SINGAPORE - While watching documentaries about farmed animals with her family years ago, four-year-old Uma Tay was saddened by the plight of cooped-up cows and chickens.
"I wondered why the farms were so crowded and why they were crammed together. Do they even get to see the sun? Do they just spend their lives being caged? All they do is produce food (for people)," she said in an interview with The Straits Times on Wednesday (Aug 4).
Growing up, Ms Tay wondered if there were more sustainable, cleaner ways to produce food.
Her opportunity came in university when she made 3D-printed vegan salmon using pureed red lentils and pea protein.
The 23-year-old is one of 69 young aspiring scientists who received scholarships from the Agency for Science, Technology and Research (A*Star) on Wednesday.
This year marks 20 years of the A*Star scholarships, with more than 1,700 PhD holders and postdoctoral scientists emerging through its scholarships and fellowships.
Ms Tay received the A*Star Graduate Scholarship, and will be pursuing a PhD in food science and technology at the National University of Singapore (NUS).
Wanting to create plant-based "fish" that has the same flaky and layered texture as real fish, she worked on 3D-printing salmon as part of her final-year undergraduate project at NUS.
She felt that plant-based foods could go beyond bite-size canned mock meat, which may not have the same texture as real meat.

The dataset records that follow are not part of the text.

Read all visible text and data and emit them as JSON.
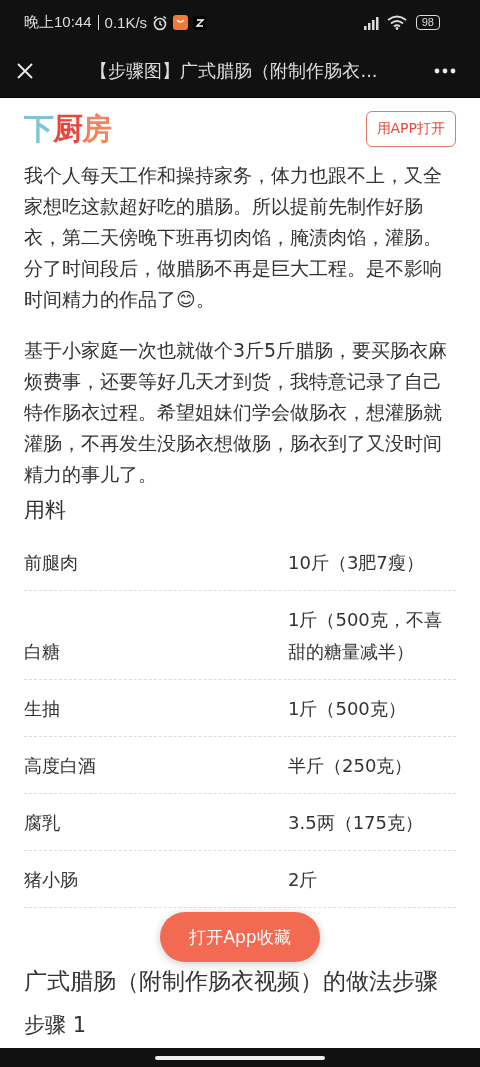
{
  "status_bar": {
    "time": "晚上10:44",
    "speed": "0.1K/s",
    "battery": "98"
  },
  "title_bar": {
    "title": "【步骤图】广式腊肠（附制作肠衣..."
  },
  "header": {
    "logo": [
      {
        "char": "下",
        "color": "#7cc4d6"
      },
      {
        "char": "厨",
        "color": "#e8463a"
      },
      {
        "char": "房",
        "color": "#f5845a"
      }
    ],
    "open_app": "用APP打开"
  },
  "intro": [
    "我个人每天工作和操持家务，体力也跟不上，又全家想吃这款超好吃的腊肠。所以提前先制作好肠衣，第二天傍晚下班再切肉馅，腌渍肉馅，灌肠。分了时间段后，做腊肠不再是巨大工程。是不影响时间精力的作品了😊。",
    "基于小家庭一次也就做个3斤5斤腊肠，要买肠衣麻烦费事，还要等好几天才到货，我特意记录了自己特作肠衣过程。希望姐妹们学会做肠衣，想灌肠就灌肠，不再发生没肠衣想做肠，肠衣到了又没时间精力的事儿了。"
  ],
  "ingredients": {
    "heading": "用料",
    "rows": [
      {
        "name": "前腿肉",
        "amount": "10斤（3肥7瘦）"
      },
      {
        "name": "白糖",
        "amount": "1斤（500克，不喜甜的糖量减半）"
      },
      {
        "name": "生抽",
        "amount": "1斤（500克）"
      },
      {
        "name": "高度白酒",
        "amount": "半斤（250克）"
      },
      {
        "name": "腐乳",
        "amount": "3.5两（175克）"
      },
      {
        "name": "猪小肠",
        "amount": "2斤"
      }
    ]
  },
  "floating_button": "打开App收藏",
  "steps": {
    "heading": "广式腊肠（附制作肠衣视频）的做法步骤",
    "first_step": "步骤 1"
  }
}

The red lentils replace the fish flesh, while the white pea protein acts as the connective tissue. Printed in alternating layers, the "fish" imitates the pink and white patterns that salmon is known for.
And to ensure that her plant-based fish is not compromised on the high levels of Omega-3 that salmon is famed for, Ms Tay blended her lentil puree with camelina oil, which is rich in Omega-3.
The "fish" also comes in the same shape and size as a regular salmon, thanks to a computer-aided model that Ms Tay designed with a software that the food 3D-printer could follow.
Her plant-based salmon earned her the outstanding undergraduate researcher prize in NUS. And a local company is interested to license her technology to produce plant-based "salmon" and "pork belly".
Ms Tay's PhD research will focus on unlocking gelling agents from plants such as soya, lentils and legumes - to replace gelatin derived from animal body parts.
Gelatin is a gel-like food ingredient commonly found in gummy bears, pasta and salad dressing.
"In a more sustainable way, we want to use plant proteins that can resemble the gelling behaviour of gelatin," Ms Tay added.
Another A*Star graduate scholarship recipient is Mr Umar Mohamad Sahari, 25, who has spent the past year helping with the nation's daily efforts to process Covid-19 swab samples and identify positive cases.
Since June last year, he has been overseeing 40 lab technicians at a Covid-19 testing facility set up by A*Star and the National University Health System, called the Stronghold Diagnostics Lab.
He is in charge of the lab's work processes and ensures that the processing of samples is done smoothly, with protocols in place.
When Mr Umar started out at the job, the discomfort of wearing personal protective equipment and sweating profusely between seven and nine hours a day was an issue, but he and his colleagues got used to it over time.
The biomedical sciences graduate had done labwork with other living things before, but he had never worked with infectious specimens before this.
Therefore, he had the initial fear of accidentally getting infected while handling the swabs in the lab.
Sometimes, the lab was hit with a higher workload when more batches of swab samples arrived without a heads-up, especially during periods when testing was in full swing.
During those times, he had to adjust the lab's manpower and switch to automation to speed up some of the lab's workflow.
Mr Umar will be pursuing a PhD at the NUS Yong Loo Lin School of Medicine, where he will focus on rare genetic diseases.
"Rare diseases such as frontonasal dysplasia don't get much attention from many pharmaceutical companies and other labs," he noted.
Frontonasal dysplasia is a rare disorder that leads to abnormalities in the head and face before birth.
"By understanding the origins of such diseases and how they affect the body, you can use that knowledge for more common diseases such as cancer," he said.
National Science Scholarship recipient Summer Li grew up doing science experiments with her mother, a former researcher who developed test kits for diseases such as dengue, hepatitis E and tuberculosis.
Mother and daughter, then nine, had a secret lab at home - in a spare bathroom - equipped with a microscope, pipette, beaker and a weighing machine.
"My mum purchased a book titled 500 Fun Experiments For Your Kids, and we would work on the experiments," said Ms Li, 20.
She also has fond memories of collecting water samples at the beach with her mum, to run them through the microscope.
"Sometimes we did not see anything, but when we finally did, it was incredible to see the micro-organisms moving about under the microscope. These 'eureka' moments hence fuelled my interest in biology."
Ms Li will be reading biological sciences at Imperial College London.